.C:2101 A9 3A LDA #$3A .C:2103 CD 12 D0 CMP $D012 .C:2106 D0 FB BNE $2103 .C:2108 A2 09 LDX #$09 .C:210a CA DEX .C:210b D0 FD BNE $210A .C:210d A2 00 LDX #$00 .C:210f BD 00 09 LDA $0900,X .C:2112 8D 21 D0 STA $D021 .C:2115 8D 20 D0 STA $D020 .C:2118 BC 00 0A LDY $0A00,X .C:211b 88 DEY .C:211c 10 FD BPL $211B .C:211e E8 INX .C:211f E0 65 CPX #$65 .C:2121 D0 EC BNE $210F .C:2123 A2 01 LDX #$01 .C:2125 CA DEX .C:2126 D0 FD BNE $2125 .C:2128 A9 00 LDA #$00 .C:212a 8D 20 D0 STA $D020 .C:212d AD 21 D0 LDA $D021
So, who knows what’s happening above? Come on, it’ll come back to you if you look at the screenshot! I found a great tutorial on C64 demo coding. Unfortunately it’s a 404 now, but Google cached it and I downloaded it here for safe keeping: intro-to-programming-c64-demos.html
Look for the part on
$d012 might be the most important address of them all, when it comes to demo programming on the C-64. $d012 has two different functions:
* When read, it returns the number of the current raster line.
* When written, it is used to set the number of the line where the next raster interrupt will occur.
We’ll get back to raster interrupts later. You need to know about $d012 to understand them, so pay attention to the stuff in this section! The first item above is interesting, but it may not be obvious why it is interesting.
The current raster line is the line that is currently being redrawn on your screen. The whole screen is redrawn 50 times per second. Each time it is redrawn from top to bottom, from the left to the right. So, if you want something to happen 50 times per second, all you have to do is to check the current value of $d012, and when it reaches a certain value, call the routine that performs the desired task. When finished, go back to checking $d012.
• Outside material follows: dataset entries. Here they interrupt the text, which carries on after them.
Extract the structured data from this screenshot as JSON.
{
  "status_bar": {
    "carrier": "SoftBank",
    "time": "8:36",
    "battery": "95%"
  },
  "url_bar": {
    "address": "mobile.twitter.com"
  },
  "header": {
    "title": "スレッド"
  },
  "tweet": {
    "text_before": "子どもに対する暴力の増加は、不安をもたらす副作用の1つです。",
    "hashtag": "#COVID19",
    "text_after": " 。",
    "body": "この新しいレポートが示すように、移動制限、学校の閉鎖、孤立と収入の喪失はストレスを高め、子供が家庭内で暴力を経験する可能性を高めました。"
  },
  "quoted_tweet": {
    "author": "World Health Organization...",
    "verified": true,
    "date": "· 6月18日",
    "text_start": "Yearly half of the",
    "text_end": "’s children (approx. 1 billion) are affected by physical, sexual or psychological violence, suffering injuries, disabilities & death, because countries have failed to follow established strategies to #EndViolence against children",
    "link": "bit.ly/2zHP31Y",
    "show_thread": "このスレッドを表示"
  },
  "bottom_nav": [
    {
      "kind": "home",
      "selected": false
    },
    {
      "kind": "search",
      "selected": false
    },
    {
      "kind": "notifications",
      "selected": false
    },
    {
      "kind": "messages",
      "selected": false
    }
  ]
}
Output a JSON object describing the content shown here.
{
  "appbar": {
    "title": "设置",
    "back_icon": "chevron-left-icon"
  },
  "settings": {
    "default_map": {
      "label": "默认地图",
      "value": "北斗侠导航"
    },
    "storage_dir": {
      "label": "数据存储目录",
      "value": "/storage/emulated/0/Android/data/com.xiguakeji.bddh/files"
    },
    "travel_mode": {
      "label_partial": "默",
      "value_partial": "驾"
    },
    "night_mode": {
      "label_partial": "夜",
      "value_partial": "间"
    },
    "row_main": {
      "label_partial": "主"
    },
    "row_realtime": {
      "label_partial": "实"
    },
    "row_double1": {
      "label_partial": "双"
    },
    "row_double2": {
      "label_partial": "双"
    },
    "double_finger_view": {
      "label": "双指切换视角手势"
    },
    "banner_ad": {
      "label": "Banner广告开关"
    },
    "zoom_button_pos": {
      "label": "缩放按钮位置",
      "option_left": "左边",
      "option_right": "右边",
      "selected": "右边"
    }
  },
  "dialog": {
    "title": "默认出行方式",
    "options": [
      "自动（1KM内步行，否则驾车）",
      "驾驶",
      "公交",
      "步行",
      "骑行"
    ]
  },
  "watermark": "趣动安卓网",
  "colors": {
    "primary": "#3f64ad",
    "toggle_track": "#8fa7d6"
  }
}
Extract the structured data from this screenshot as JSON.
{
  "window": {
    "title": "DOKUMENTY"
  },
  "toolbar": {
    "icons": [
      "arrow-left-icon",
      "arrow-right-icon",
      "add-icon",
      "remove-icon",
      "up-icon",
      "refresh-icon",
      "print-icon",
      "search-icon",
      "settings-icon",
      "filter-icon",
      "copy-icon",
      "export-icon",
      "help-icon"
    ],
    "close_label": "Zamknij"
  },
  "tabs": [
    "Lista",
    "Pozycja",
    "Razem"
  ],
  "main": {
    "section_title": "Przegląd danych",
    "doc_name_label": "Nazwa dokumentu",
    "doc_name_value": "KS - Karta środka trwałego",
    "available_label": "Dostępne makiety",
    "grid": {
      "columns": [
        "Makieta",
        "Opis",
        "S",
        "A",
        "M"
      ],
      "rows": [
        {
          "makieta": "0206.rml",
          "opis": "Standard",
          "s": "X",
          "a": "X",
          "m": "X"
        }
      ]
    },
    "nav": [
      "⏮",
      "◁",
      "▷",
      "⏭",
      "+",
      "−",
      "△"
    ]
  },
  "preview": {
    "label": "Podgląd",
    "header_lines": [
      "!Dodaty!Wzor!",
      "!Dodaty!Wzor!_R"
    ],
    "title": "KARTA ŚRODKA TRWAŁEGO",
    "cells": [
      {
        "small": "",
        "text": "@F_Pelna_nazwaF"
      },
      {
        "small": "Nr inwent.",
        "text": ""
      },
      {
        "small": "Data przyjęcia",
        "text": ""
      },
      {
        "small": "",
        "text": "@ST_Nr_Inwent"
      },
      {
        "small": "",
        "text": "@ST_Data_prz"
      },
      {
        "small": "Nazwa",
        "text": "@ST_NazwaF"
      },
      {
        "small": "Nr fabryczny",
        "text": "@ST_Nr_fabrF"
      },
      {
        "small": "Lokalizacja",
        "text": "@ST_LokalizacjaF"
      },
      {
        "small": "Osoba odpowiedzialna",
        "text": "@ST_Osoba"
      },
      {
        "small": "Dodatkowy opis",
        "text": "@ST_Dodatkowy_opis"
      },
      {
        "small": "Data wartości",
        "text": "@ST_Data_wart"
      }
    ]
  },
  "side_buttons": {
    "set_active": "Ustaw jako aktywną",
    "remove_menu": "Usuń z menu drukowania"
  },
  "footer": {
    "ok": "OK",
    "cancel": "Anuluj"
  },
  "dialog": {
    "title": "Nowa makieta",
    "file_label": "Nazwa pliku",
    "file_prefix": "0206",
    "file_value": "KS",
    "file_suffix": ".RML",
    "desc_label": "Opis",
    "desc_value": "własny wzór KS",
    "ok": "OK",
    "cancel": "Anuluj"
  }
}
That blew me away when I found out about that. You could literally change the background colour of the screen halfway down the screen, have multiple text and graphics modes, use more than the default 8 hardware sprites. The PC was disappointing in comparison.
That code above is for Justin who reminded me that Vice has an ASM monitor!